Wolff's previous books on this president - Fire and Fury and Siege - titillated us with inside tales from a dysfunctional White House; terrified us a bit with gut-wrenching episodes of Diet Pepsi-fuelled craziness. They were warm-up acts. Low energy in comparison. Now we get the real deal. Landslide cuts deeper than any previous book about this president, indeed about any president.
Smart, vivid and intrepid
In Landslide, Michael Wolff, the shrewdest and most colourful chronicler of the Trump years, focuses on 'the big lie', how Trump's conviction that November's election was stolen from him led him down the path towards insurrection and infamy.

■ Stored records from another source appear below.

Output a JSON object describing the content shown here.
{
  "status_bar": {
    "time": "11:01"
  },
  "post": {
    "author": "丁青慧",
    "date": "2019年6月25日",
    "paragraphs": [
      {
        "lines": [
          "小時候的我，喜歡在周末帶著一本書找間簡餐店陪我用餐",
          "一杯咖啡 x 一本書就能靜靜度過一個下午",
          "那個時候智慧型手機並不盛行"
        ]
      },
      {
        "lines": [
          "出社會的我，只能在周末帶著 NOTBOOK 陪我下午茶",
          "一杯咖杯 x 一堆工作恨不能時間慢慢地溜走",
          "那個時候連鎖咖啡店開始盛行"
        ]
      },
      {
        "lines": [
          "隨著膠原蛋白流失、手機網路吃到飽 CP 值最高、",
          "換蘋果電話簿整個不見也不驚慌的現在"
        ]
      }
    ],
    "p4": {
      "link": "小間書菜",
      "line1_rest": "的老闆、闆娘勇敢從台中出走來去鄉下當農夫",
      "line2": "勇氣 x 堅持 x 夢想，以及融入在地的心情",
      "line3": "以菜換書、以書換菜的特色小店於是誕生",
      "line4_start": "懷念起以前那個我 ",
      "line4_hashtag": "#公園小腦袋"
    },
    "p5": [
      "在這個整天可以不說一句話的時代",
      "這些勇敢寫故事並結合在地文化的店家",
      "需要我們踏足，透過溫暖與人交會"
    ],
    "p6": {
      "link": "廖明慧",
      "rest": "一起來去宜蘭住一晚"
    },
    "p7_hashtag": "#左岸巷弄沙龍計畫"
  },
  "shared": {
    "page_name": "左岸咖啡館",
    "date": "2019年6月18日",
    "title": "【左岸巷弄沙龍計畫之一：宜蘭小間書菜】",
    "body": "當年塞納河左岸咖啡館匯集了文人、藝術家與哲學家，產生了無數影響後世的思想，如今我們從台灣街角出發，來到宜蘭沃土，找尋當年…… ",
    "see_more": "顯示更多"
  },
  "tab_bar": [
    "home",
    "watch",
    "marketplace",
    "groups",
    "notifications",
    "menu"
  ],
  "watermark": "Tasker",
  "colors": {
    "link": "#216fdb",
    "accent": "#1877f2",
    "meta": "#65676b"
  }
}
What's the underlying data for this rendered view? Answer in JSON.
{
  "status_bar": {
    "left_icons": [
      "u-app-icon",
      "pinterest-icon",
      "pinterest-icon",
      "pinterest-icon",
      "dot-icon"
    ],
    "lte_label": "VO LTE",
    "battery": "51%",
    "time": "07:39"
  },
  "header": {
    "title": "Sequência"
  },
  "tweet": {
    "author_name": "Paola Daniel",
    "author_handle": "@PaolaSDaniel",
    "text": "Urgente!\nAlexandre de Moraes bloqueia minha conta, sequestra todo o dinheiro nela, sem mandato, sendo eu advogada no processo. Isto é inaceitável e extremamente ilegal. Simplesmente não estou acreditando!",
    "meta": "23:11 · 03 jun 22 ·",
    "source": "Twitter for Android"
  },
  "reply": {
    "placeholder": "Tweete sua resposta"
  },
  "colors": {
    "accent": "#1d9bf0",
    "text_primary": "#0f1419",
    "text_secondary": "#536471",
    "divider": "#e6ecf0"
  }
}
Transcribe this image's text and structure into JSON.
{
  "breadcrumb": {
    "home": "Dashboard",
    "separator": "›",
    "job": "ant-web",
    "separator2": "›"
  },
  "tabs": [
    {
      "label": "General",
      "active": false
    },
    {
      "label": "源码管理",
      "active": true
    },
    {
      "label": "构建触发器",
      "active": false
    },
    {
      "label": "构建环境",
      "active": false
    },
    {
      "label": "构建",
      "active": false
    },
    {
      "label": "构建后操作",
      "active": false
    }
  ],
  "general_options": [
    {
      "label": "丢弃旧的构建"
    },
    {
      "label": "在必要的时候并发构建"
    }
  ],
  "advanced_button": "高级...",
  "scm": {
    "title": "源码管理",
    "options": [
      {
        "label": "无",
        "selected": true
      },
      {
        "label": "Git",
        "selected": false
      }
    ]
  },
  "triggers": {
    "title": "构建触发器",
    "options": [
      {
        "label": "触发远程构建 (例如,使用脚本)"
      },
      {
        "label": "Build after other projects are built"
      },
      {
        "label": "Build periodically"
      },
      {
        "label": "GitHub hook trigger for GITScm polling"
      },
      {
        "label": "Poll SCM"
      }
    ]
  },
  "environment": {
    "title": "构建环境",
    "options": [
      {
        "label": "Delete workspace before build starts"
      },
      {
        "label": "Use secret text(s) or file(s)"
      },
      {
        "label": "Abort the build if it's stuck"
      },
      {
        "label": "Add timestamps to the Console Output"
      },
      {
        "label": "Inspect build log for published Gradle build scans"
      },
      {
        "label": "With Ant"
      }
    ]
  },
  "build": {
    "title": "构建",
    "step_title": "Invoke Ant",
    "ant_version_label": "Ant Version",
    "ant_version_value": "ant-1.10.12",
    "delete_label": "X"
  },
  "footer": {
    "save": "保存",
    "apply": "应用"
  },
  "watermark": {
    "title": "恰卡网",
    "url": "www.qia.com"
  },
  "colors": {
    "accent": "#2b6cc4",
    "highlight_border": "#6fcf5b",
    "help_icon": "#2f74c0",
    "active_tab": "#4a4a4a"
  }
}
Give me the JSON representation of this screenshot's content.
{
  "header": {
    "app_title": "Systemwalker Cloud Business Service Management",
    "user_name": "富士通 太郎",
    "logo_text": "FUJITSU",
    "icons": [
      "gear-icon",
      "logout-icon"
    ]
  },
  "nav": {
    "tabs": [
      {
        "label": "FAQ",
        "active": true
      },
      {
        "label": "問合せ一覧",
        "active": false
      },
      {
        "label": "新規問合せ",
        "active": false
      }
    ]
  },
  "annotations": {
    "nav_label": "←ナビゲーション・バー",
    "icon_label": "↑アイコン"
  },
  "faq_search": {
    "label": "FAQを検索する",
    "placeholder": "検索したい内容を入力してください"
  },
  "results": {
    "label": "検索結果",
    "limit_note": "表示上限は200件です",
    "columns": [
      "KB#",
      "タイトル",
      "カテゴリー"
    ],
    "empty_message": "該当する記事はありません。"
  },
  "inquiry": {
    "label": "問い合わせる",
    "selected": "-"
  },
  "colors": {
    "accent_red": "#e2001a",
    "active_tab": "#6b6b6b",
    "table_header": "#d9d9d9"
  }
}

Michael Wolff's third Trump book is his best - and most alarming ... Fire and Fury infuriated a president and fuelled a publishing boom. Its latest sequel is required reading for anyone who fears for American democracy.
[Wolff] provides a seamless, cinematic narrative of unfolding events in the White House, as if he was quietly sitting in the corner, unnoticed, taking notes, with some preternatural insight into the innermost thoughts of all the protagonists .... Cruel, unforgiving, muckraking, scandalous. I couldn't stop reading it.
If Donald Trump seems like a distant, bad dream, Michael Wolff's pacily readable account of his last months as president warns that we shouldn't write him off yet. This is the US journalist's third book on the Trump administration - after Fire and Fury and Siege - and it uncovers new depths of dysfunction there.